WHAT YOU HAVE TO DO:
Can you copy out the data exactly? Leave the images out.

DATASET RECORDS:
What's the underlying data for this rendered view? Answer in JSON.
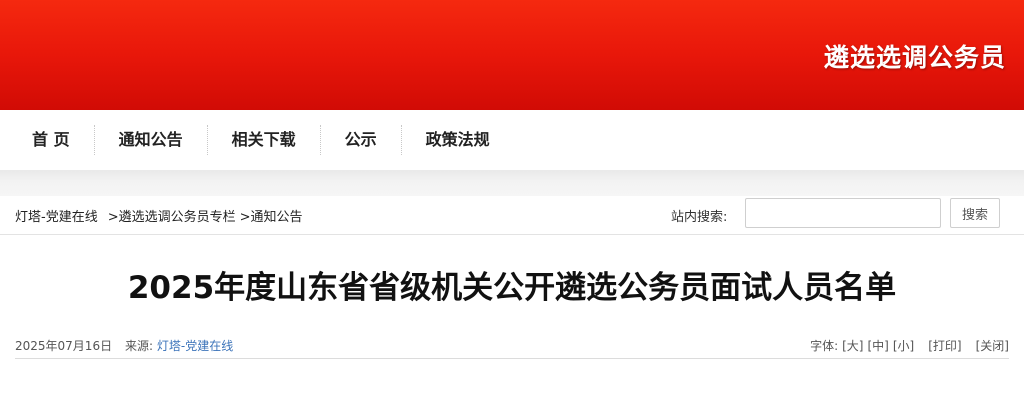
{
  "banner": {
    "title": "遴选选调公务员"
  },
  "nav": {
    "items": [
      "首 页",
      "通知公告",
      "相关下载",
      "公示",
      "政策法规"
    ]
  },
  "breadcrumb": {
    "home": "灯塔-党建在线",
    "section": ">遴选选调公务员专栏",
    "current": ">通知公告"
  },
  "search": {
    "label": "站内搜索:",
    "placeholder": "",
    "button": "搜索"
  },
  "article": {
    "title": "2025年度山东省省级机关公开遴选公务员面试人员名单",
    "date": "2025年07月16日",
    "source_label": "来源:",
    "source_name": "灯塔-党建在线",
    "font_label": "字体:",
    "font_large": "[大]",
    "font_medium": "[中]",
    "font_small": "[小]",
    "print": "[打印]",
    "close": "[关闭]"
  },
  "colors": {
    "banner_red": "#e8170a",
    "link_blue": "#3b73b9"
  }
}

ANSWER SECTION:
What's the underlying data for this rendered view? Answer in JSON.
{
  "banner": {
    "title": "遴选选调公务员"
  },
  "nav": {
    "items": [
      "首 页",
      "通知公告",
      "相关下载",
      "公示",
      "政策法规"
    ]
  },
  "breadcrumb": {
    "home": "灯塔-党建在线",
    "section": ">遴选选调公务员专栏",
    "current": ">通知公告"
  },
  "search": {
    "label": "站内搜索:",
    "placeholder": "",
    "button": "搜索"
  },
  "article": {
    "title": "2025年度山东省省级机关公开遴选公务员面试人员名单",
    "date": "2025年07月16日",
    "source_label": "来源:",
    "source_name": "灯塔-党建在线",
    "font_label": "字体:",
    "font_large": "[大]",
    "font_medium": "[中]",
    "font_small": "[小]",
    "print": "[打印]",
    "close": "[关闭]"
  },
  "colors": {
    "banner_red": "#e8170a",
    "link_blue": "#3b73b9"
  }
}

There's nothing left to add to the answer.